May be of interest to UK developers
Introduction of new standard for Software Trustworthiness
What is this standard about?
It provides a specification for improving the trustworthiness of systems, software and services. It’s intended to be a widely applicable approach that can be customized for any organization and software.
Who is this standard for?
This standard is applicable to any organization aiming to adopt system trustworthiness practices. It can be used by all three major segments of the IT industry, namely:
- Specifiers (procurement/acquisition)
- Realizers (developers and system integrators)
- Software end users
Why should you use this standard?Its requirements define the overall principles for effective trustworthiness, and include technical, physical, cultural and behavioural measures alongside effective leadership and governance.The standard identifies the necessary tools, techniques and processes, and covers the five facets of trustworthiness: safety, reliability, availability, resilience and security.It includes a comprehensive Trustworthiness System Framework (TSFr), which provides a domain- and implementation-agnostic way to reference the large existing body of knowledge, including functional safety, information security, and systems and software engineering and collate good practice for software trustworthiness.It can be deployed as a stand-alone document for organizations with no current approach to software trustworthiness. Conversely, where organizations already address system trustworthiness through one or more of the five facets, this specification provides a companion and complement to other relevant standards.Use of this standard will help an organization improve its:
- Operational effectiveness and efficiency
- Organizational learning
- Stakeholder confidence and trust
- Risk management
- Business reputation
- Likelihood of achieving objectives

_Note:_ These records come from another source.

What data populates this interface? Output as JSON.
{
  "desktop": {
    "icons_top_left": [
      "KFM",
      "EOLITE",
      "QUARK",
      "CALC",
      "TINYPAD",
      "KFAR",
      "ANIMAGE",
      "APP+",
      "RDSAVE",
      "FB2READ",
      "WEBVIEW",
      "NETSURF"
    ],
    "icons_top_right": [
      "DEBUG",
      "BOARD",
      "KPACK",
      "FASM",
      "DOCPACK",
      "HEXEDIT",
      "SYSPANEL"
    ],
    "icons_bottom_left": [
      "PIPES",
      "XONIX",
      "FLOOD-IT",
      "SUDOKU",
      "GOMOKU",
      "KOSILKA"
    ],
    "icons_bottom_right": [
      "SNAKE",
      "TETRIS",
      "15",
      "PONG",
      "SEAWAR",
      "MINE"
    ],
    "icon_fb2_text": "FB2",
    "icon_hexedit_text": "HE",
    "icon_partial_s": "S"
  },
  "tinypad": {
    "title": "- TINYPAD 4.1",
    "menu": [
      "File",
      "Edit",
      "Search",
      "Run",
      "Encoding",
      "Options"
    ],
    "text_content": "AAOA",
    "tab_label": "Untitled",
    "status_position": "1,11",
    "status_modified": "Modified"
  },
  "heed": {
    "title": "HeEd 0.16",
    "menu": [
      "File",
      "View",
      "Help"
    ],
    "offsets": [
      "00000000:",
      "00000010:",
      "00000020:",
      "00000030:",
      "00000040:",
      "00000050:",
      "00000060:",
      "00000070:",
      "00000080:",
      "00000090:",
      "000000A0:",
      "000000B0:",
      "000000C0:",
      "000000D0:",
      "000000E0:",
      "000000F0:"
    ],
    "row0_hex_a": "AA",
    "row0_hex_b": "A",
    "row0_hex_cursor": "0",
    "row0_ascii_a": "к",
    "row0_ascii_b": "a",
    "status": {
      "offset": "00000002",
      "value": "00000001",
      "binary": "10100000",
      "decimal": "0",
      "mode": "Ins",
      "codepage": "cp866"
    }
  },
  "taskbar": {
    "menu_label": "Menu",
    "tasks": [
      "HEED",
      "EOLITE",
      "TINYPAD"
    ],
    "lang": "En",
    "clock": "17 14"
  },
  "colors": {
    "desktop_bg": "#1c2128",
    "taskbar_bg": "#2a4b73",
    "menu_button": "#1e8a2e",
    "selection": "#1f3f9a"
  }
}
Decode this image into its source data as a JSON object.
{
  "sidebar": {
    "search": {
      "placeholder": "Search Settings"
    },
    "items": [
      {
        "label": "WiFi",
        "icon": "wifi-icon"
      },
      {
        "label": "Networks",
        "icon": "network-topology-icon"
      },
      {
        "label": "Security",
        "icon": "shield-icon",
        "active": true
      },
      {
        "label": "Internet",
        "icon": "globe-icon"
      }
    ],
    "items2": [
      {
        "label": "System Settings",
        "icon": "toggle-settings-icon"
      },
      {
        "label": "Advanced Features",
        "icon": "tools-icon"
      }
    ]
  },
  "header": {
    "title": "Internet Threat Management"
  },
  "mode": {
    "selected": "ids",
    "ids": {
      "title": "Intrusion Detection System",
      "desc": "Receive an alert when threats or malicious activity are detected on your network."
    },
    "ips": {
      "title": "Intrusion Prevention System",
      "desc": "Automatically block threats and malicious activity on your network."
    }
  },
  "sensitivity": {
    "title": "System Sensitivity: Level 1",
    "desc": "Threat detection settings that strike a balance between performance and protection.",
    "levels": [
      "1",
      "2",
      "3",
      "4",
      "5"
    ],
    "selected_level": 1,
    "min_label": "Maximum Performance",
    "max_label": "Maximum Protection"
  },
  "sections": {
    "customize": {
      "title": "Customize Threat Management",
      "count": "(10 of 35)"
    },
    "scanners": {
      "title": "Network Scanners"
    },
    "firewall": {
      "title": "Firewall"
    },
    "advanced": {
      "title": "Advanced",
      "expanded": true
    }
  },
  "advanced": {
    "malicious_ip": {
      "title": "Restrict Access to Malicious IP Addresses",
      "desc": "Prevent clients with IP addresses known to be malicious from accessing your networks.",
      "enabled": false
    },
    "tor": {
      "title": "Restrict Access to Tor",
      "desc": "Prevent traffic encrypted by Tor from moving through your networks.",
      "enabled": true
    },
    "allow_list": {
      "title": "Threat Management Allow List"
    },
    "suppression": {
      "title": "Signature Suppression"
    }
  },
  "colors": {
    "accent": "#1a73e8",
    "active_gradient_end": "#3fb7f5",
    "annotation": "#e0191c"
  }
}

By helping improve software trustworthiness, this specification could result in significant savings for the economy and reduce the risk major disruptions to a range of sectors.